If you think your computer is infected, contact your security provider (Norton, McAfee, etc.), the computer manufacturer (Dell, Apple, etc.), or your favorite local support provider (WCS!)
Visit us at: 800 Spring Street, Suite 101. Located in the Knautz Professional Building at the base of Summit Street on US 20 in Galena, IL. Enter on the North (right) side of the building.
Are you ready for a new computer – or tablet, or phone, or network – but not sure what the best solution is for your needs? We can help you navigate the sea of technology, and make sure you’re getting everything you need, but not paying for things you don’t need and won’t use.
Bring your computer in for a tune-up. We’ll clean out unnecessary “background” programs and orphaned temp files, scan for and remove malware and viruses, and give your computer the attention it deserves to make it perform as well as it can.
As you search for tech support for your new electronics, beware of spoof sites. When you search for “Apple support” or “Microsoft support”, the results will include the free support sites you are looking for, but also hucksters claiming to be Apple or Microsoft support, but are actually just looking to make a quick buck. New items are always under some sort of warranty, and you shouldn’t have to pay to get them fixed.
Try Google fonts – includes directions on inserting into your website – http://www.google.com/fonts.
Of course you are backing up your data on a regular basis (you are, aren’t you??), but have you thought about what you’ll do when it dies? Many people make a HUGE mistake when their computer dies: they rush to the nearest store and buy whatever is on sale, just to get back up and running.
Consider a second computer
Most of us already have more than one computer in the house – the “good one” and the “old one”. Of course, the “old one” wasn’t “good” enough a couple years ago, so we bought the “good one”. The problem: the “old one” probably doesn’t boot at all anymore, and certainly can’t do what we need to do when we need to do it. Wouldn’t it be better to have a “good one” and a “better one”? It is definitely better to have a spare that you can use in emergencies – and give yourself time to pick out the RIGHT computer when you do need to purchase one.
Read the headlines – Visa, Microsoft, Google, the Pentagon – even the Fed have been attacked and/or hacked into in recent months. If the richest companies and the richest nation on Earth are vulnerable, how secure is YOUR data, really? If it is on the Internet and/or accessible to you from anywhere, it is also accessible to hackers and identity thieves. Make securing your data (and removing access to it when not needed) your #1 priority in today’s world.
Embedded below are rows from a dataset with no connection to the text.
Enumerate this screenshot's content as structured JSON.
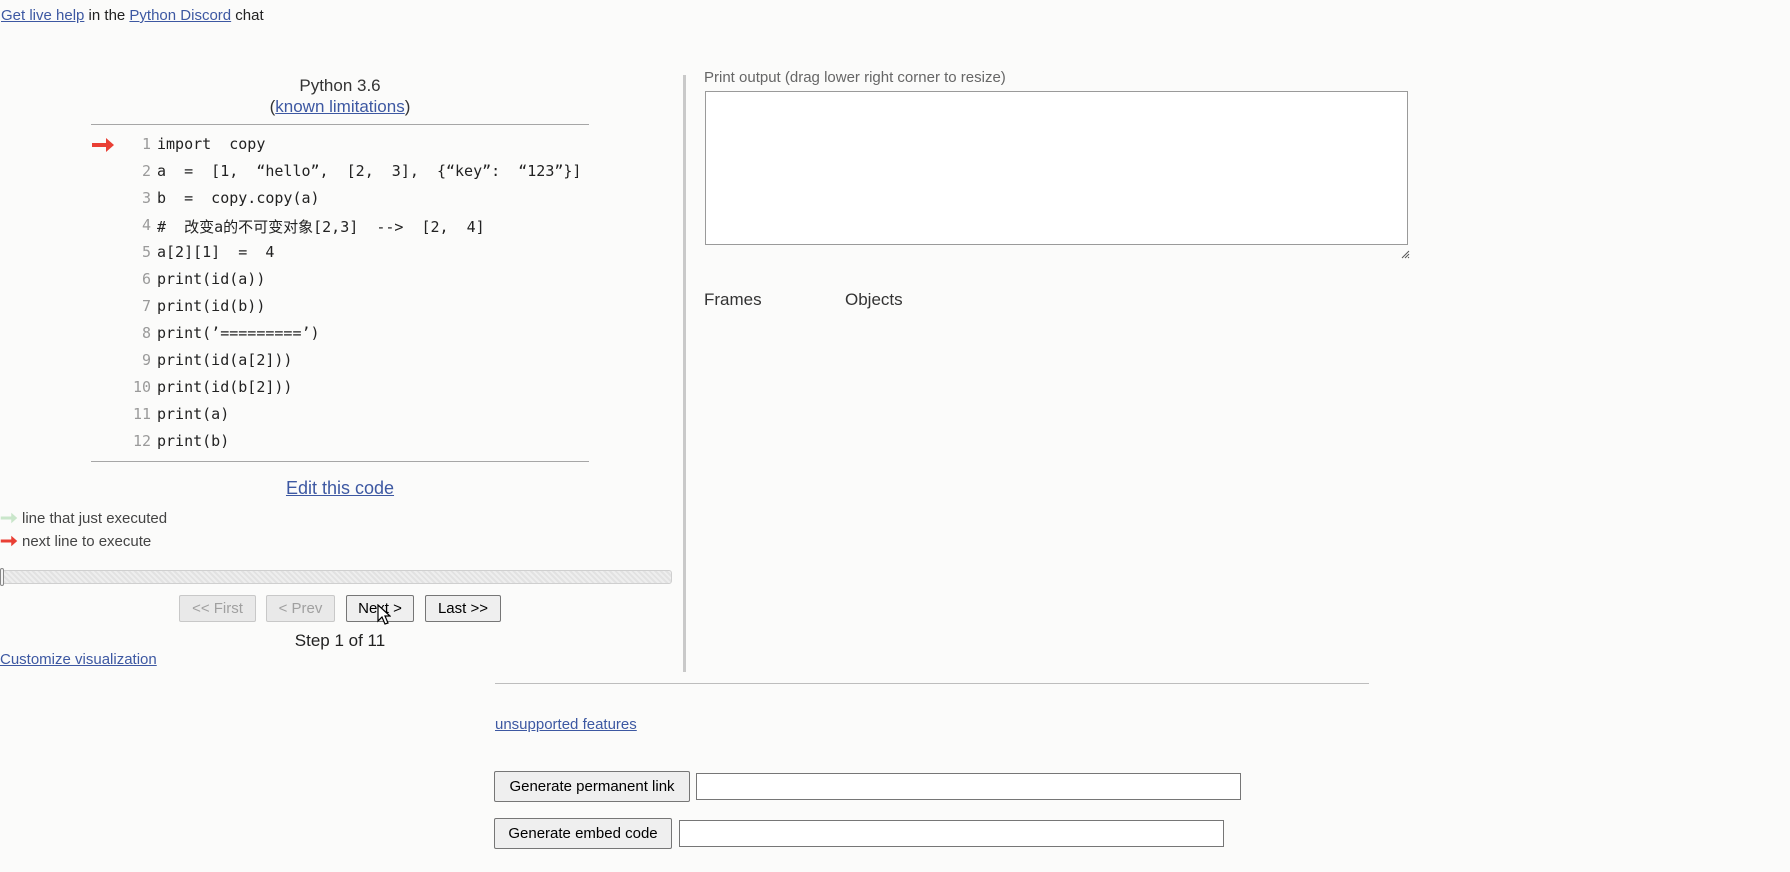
{
  "help_bar": {
    "live_help_link": "Get live help",
    "text_middle": " in the ",
    "discord_link": "Python Discord",
    "text_end": " chat"
  },
  "code_panel": {
    "language": "Python 3.6",
    "paren_open": "(",
    "limitations_link": "known limitations",
    "paren_close": ")",
    "current_line": 1,
    "lines": [
      {
        "no": "1",
        "code": "import  copy"
      },
      {
        "no": "2",
        "code": "a  =  [1,  “hello”,  [2,  3],  {“key”:  “123”}]"
      },
      {
        "no": "3",
        "code": "b  =  copy.copy(a)"
      },
      {
        "no": "4",
        "code": "#  改变a的不可变对象[2,3]  -->  [2,  4]"
      },
      {
        "no": "5",
        "code": "a[2][1]  =  4"
      },
      {
        "no": "6",
        "code": "print(id(a))"
      },
      {
        "no": "7",
        "code": "print(id(b))"
      },
      {
        "no": "8",
        "code": "print(’=========’)"
      },
      {
        "no": "9",
        "code": "print(id(a[2]))"
      },
      {
        "no": "10",
        "code": "print(id(b[2]))"
      },
      {
        "no": "11",
        "code": "print(a)"
      },
      {
        "no": "12",
        "code": "print(b)"
      }
    ],
    "edit_link": "Edit this code"
  },
  "legend": {
    "executed": "line that just executed",
    "next": "next line to execute",
    "executed_color": "#c9e6ca",
    "next_color": "#e93f34"
  },
  "navigation": {
    "progress_fraction": 0,
    "first": "<< First",
    "prev": "< Prev",
    "next": "Next >",
    "last": "Last >>",
    "step_label": "Step 1 of 11",
    "customize_link": "Customize visualization"
  },
  "output_panel": {
    "print_label": "Print output (drag lower right corner to resize)",
    "print_value": "",
    "frames_header": "Frames",
    "objects_header": "Objects"
  },
  "footer": {
    "unsupported_link": "unsupported features",
    "permalink_button": "Generate permanent link",
    "permalink_value": "",
    "embed_button": "Generate embed code",
    "embed_value": ""
  },
  "icons": {
    "next_arrow": "arrow-right-icon",
    "cursor": "mouse-pointer-icon"
  }
}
Make sure you keep your passwords safe – don’t ever e-mail your passwords to anybody for any reason. If you must give someone your password to help you with an account, change it immediately afterward.
Fraud and Identity Theft
…can start with guessing or intercepting your e-mail password. Once a criminal has access to your e-mail, you and your friends are vulnerable to a whole host of exploits.
Make your password secure
…using random letters, numbers, and special characters (where allowed) can greatly reduce the chances of being compromised.
It is not a good idea if your password is listed anywhere on your Facebook page – vacation spot, address, pet or child’s name, etc. Random is the key – the more random, the better.
Don’t re-use passwords
I know it’s a pain, but change your passwords often, and don’t use the same password for Facebook and Bank of America.